Dataset rows describing interfaces:
§ §

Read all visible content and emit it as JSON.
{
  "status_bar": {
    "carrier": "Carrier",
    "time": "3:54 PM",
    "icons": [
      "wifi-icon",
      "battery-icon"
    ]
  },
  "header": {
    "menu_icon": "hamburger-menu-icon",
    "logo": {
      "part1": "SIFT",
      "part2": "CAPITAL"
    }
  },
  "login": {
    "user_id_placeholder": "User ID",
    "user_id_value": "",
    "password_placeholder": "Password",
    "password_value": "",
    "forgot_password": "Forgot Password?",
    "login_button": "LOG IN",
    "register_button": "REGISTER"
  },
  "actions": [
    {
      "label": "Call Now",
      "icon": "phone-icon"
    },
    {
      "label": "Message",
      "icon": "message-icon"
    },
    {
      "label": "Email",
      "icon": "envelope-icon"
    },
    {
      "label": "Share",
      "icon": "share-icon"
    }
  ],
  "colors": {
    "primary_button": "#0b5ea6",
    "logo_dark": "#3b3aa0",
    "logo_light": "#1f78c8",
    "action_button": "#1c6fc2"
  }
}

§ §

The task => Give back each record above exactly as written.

Written solution =>
Read all visible content and emit it as JSON.
{
  "status_bar": {
    "carrier": "Carrier",
    "time": "3:54 PM",
    "icons": [
      "wifi-icon",
      "battery-icon"
    ]
  },
  "header": {
    "menu_icon": "hamburger-menu-icon",
    "logo": {
      "part1": "SIFT",
      "part2": "CAPITAL"
    }
  },
  "login": {
    "user_id_placeholder": "User ID",
    "user_id_value": "",
    "password_placeholder": "Password",
    "password_value": "",
    "forgot_password": "Forgot Password?",
    "login_button": "LOG IN",
    "register_button": "REGISTER"
  },
  "actions": [
    {
      "label": "Call Now",
      "icon": "phone-icon"
    },
    {
      "label": "Message",
      "icon": "message-icon"
    },
    {
      "label": "Email",
      "icon": "envelope-icon"
    },
    {
      "label": "Share",
      "icon": "share-icon"
    }
  ],
  "colors": {
    "primary_button": "#0b5ea6",
    "logo_dark": "#3b3aa0",
    "logo_light": "#1f78c8",
    "action_button": "#1c6fc2"
  }
}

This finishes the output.